_YOUR ASSIGNMENT_
Lines that contain the string "troubles" are the ones to list; copy all of them from the records.
__________________________________________________
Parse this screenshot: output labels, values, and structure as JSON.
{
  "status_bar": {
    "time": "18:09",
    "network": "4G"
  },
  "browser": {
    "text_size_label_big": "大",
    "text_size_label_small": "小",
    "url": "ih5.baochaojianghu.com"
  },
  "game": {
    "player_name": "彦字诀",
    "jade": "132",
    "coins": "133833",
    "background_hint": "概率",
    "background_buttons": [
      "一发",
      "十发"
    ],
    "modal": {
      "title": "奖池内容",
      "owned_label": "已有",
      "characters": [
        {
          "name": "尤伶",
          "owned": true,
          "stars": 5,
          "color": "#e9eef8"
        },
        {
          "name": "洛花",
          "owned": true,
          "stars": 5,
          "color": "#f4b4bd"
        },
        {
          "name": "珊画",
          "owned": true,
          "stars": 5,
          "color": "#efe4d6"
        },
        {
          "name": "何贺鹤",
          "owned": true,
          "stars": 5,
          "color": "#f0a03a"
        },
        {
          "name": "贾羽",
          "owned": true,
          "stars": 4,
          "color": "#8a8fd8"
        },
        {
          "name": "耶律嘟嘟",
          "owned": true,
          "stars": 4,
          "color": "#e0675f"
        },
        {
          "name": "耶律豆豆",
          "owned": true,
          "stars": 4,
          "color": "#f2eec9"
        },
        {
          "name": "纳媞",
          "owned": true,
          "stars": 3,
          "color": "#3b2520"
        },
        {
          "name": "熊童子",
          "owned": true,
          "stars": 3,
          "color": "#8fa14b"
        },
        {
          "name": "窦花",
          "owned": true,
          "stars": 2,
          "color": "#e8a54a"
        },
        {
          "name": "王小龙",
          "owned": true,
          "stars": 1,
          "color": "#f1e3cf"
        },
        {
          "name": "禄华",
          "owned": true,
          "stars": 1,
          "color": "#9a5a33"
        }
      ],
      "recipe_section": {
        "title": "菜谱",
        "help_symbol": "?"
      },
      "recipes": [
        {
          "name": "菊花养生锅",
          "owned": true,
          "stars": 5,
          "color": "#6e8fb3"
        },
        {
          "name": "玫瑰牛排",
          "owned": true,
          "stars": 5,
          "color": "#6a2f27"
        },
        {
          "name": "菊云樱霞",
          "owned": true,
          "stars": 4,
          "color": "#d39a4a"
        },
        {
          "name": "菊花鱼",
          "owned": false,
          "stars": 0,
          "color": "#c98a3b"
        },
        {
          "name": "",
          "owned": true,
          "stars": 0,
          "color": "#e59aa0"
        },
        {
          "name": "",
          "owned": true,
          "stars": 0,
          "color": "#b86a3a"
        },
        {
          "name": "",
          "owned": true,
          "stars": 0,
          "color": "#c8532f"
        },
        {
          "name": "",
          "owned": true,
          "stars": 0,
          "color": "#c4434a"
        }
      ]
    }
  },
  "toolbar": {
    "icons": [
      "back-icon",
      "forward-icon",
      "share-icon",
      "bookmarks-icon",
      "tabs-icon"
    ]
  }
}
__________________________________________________
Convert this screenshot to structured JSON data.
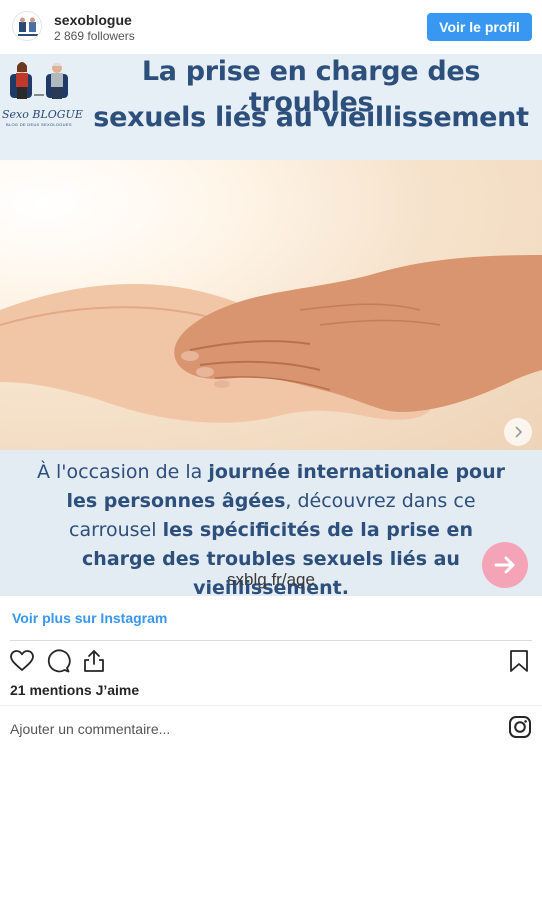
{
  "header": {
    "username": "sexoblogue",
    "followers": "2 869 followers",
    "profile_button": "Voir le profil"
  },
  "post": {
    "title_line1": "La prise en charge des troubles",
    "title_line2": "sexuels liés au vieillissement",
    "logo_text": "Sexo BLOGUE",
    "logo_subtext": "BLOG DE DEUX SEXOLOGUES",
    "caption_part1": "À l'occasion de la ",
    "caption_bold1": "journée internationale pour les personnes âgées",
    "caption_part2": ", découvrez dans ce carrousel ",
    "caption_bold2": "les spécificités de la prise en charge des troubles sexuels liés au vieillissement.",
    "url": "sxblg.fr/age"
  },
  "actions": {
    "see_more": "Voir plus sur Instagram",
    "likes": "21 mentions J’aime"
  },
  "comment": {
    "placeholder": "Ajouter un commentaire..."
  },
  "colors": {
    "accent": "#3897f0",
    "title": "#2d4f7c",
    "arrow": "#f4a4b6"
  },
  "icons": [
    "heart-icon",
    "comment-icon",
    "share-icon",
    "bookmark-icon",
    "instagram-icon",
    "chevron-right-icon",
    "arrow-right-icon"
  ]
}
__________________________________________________
_ANSWER_
    "title_line1": "La prise en charge des troubles",
    "caption_bold2": "les spécificités de la prise en charge des troubles sexuels liés au vieillissement.",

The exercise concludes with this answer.